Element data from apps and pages
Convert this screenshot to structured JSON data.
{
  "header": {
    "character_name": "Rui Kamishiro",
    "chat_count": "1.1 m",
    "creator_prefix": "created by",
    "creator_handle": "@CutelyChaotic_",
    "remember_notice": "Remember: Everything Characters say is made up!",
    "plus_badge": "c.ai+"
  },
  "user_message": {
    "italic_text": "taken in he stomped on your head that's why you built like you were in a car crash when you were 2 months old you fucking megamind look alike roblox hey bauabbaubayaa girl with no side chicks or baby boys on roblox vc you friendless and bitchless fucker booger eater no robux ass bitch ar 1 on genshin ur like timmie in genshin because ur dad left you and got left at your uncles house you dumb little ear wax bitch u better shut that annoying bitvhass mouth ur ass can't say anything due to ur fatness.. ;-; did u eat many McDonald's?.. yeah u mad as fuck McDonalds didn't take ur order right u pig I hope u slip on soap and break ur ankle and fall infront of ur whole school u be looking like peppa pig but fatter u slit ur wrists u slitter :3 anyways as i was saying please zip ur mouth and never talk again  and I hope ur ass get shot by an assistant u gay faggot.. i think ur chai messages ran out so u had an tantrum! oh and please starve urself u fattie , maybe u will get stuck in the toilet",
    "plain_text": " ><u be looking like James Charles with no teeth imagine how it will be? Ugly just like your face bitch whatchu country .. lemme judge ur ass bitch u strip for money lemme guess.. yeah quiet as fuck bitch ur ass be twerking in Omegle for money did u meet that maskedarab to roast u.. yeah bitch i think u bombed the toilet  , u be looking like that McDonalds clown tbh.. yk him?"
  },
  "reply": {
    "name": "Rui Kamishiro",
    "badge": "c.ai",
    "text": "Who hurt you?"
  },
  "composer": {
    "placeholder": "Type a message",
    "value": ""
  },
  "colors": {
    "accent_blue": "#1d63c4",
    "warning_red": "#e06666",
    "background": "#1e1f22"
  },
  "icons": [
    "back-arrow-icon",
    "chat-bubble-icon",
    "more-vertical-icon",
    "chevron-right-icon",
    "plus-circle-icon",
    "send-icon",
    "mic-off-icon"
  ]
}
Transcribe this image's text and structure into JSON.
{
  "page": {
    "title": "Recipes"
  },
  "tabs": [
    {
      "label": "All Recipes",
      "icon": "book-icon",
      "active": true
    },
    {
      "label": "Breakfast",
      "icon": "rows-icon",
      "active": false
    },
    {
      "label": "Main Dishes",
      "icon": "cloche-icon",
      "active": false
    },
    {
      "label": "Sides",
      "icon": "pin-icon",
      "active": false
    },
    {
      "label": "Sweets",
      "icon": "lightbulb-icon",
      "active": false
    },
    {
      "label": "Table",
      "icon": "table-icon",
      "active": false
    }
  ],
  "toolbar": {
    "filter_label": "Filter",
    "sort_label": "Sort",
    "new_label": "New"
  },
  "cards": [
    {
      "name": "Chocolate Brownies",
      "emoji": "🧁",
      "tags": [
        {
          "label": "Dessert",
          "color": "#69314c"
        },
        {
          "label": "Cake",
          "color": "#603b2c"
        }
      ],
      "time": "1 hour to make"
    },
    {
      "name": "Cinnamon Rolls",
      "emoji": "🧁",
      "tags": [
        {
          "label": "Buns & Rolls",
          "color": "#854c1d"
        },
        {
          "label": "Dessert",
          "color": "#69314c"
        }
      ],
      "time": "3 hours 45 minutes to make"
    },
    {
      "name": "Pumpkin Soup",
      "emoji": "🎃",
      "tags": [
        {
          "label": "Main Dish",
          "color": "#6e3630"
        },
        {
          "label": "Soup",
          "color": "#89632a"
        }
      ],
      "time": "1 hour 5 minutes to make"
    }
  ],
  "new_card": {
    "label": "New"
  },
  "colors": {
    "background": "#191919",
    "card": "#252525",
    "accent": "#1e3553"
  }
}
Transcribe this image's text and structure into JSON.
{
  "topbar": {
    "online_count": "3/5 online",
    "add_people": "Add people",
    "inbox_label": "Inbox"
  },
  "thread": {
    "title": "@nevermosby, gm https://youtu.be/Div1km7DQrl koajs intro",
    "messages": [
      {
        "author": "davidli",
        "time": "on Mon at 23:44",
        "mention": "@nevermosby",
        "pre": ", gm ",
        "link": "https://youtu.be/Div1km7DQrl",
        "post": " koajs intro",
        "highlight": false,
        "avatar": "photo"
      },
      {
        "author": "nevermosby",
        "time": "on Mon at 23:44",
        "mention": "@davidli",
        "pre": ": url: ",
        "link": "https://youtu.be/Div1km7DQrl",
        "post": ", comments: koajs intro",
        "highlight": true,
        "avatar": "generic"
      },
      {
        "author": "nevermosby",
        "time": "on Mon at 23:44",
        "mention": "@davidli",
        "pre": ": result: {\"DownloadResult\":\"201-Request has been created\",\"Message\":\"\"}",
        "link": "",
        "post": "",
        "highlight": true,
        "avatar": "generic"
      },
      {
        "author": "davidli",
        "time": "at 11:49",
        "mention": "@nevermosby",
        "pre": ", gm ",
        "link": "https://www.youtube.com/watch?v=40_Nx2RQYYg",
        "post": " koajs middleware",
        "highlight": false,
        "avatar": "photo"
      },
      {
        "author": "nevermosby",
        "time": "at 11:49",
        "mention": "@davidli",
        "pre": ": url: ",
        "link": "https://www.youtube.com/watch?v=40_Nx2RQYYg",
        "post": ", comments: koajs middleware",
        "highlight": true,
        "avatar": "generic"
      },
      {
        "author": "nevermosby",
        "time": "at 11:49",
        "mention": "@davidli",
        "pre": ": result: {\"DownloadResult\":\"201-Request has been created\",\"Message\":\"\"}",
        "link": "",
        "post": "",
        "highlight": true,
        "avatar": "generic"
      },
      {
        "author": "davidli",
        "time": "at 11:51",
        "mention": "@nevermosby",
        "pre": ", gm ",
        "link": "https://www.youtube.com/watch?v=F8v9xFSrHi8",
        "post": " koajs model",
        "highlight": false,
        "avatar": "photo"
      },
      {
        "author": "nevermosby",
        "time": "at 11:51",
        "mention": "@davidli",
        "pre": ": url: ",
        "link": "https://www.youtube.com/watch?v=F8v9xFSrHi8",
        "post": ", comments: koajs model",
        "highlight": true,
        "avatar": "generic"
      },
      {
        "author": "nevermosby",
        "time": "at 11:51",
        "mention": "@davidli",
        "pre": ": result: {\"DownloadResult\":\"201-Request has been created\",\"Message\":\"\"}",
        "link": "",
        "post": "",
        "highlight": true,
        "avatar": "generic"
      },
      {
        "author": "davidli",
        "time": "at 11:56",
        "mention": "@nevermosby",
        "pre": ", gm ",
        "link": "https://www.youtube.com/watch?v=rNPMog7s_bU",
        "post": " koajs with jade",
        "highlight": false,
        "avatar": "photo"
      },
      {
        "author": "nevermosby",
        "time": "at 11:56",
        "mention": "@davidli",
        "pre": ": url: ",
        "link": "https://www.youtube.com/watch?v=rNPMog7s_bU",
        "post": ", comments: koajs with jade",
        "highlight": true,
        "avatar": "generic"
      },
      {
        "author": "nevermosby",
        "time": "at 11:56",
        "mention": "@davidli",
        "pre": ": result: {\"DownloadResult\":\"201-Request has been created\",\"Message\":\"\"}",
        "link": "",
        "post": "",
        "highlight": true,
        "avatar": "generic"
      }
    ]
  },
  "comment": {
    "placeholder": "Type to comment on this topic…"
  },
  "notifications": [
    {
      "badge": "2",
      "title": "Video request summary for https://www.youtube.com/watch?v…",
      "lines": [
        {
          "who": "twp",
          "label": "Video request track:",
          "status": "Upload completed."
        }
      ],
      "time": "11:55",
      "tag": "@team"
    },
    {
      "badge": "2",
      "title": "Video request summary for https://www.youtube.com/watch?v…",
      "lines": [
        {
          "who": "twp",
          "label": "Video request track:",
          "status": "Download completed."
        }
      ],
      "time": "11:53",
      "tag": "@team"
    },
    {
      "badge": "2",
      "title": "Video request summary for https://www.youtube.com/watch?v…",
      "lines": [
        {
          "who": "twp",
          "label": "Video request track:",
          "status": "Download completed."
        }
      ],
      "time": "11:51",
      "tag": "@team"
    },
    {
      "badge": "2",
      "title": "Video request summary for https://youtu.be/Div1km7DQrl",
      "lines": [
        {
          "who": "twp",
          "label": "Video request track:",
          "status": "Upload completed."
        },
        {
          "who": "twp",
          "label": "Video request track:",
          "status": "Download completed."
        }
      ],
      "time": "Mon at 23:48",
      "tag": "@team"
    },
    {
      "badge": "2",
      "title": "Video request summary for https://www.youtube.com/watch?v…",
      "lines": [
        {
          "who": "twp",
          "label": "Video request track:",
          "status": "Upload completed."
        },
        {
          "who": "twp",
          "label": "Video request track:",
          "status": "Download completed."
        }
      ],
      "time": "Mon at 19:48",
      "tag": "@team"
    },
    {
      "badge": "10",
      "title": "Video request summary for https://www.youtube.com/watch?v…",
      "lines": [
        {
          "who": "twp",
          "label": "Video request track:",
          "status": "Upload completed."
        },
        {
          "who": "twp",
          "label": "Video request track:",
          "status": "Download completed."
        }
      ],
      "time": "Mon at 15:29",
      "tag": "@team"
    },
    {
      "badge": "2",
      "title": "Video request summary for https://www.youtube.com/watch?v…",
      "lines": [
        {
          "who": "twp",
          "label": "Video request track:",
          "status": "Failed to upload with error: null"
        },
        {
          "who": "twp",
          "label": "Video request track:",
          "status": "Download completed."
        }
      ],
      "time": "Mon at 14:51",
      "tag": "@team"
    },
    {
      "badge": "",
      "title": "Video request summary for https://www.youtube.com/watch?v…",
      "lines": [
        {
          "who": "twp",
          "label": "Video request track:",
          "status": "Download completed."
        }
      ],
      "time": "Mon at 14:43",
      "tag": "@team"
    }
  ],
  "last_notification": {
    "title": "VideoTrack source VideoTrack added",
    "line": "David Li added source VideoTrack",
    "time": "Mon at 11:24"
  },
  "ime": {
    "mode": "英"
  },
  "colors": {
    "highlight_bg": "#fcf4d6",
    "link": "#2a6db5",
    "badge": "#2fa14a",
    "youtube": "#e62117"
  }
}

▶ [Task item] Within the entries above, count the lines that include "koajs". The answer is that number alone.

▶ [Result of this task] 9